Data for processing ::
--------------------------------------------------

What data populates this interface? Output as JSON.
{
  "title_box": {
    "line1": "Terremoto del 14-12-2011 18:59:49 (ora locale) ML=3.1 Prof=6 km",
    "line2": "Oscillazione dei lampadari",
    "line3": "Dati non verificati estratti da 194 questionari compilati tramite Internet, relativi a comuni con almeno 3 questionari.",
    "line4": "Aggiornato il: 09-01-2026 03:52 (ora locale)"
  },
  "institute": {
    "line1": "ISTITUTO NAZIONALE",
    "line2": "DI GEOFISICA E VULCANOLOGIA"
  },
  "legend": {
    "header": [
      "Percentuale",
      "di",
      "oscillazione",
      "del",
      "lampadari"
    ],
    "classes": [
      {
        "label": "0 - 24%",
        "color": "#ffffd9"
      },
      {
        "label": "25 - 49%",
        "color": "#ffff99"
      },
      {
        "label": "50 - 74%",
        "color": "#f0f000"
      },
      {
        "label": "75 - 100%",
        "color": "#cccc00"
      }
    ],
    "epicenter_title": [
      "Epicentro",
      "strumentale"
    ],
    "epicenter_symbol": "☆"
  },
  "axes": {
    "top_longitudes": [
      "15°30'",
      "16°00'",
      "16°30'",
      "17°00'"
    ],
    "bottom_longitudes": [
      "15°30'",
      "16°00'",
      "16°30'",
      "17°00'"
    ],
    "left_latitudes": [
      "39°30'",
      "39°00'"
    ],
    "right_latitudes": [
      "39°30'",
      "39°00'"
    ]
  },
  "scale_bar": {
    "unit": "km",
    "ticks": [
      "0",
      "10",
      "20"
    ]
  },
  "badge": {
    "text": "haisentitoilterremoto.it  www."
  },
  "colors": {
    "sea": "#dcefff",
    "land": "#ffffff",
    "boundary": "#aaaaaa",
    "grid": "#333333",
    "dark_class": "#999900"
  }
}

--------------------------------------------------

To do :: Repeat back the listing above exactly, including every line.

Solved exercise ::
What data populates this interface? Output as JSON.
{
  "title_box": {
    "line1": "Terremoto del 14-12-2011 18:59:49 (ora locale) ML=3.1 Prof=6 km",
    "line2": "Oscillazione dei lampadari",
    "line3": "Dati non verificati estratti da 194 questionari compilati tramite Internet, relativi a comuni con almeno 3 questionari.",
    "line4": "Aggiornato il: 09-01-2026 03:52 (ora locale)"
  },
  "institute": {
    "line1": "ISTITUTO NAZIONALE",
    "line2": "DI GEOFISICA E VULCANOLOGIA"
  },
  "legend": {
    "header": [
      "Percentuale",
      "di",
      "oscillazione",
      "del",
      "lampadari"
    ],
    "classes": [
      {
        "label": "0 - 24%",
        "color": "#ffffd9"
      },
      {
        "label": "25 - 49%",
        "color": "#ffff99"
      },
      {
        "label": "50 - 74%",
        "color": "#f0f000"
      },
      {
        "label": "75 - 100%",
        "color": "#cccc00"
      }
    ],
    "epicenter_title": [
      "Epicentro",
      "strumentale"
    ],
    "epicenter_symbol": "☆"
  },
  "axes": {
    "top_longitudes": [
      "15°30'",
      "16°00'",
      "16°30'",
      "17°00'"
    ],
    "bottom_longitudes": [
      "15°30'",
      "16°00'",
      "16°30'",
      "17°00'"
    ],
    "left_latitudes": [
      "39°30'",
      "39°00'"
    ],
    "right_latitudes": [
      "39°30'",
      "39°00'"
    ]
  },
  "scale_bar": {
    "unit": "km",
    "ticks": [
      "0",
      "10",
      "20"
    ]
  },
  "badge": {
    "text": "haisentitoilterremoto.it  www."
  },
  "colors": {
    "sea": "#dcefff",
    "land": "#ffffff",
    "boundary": "#aaaaaa",
    "grid": "#333333",
    "dark_class": "#999900"
  }
}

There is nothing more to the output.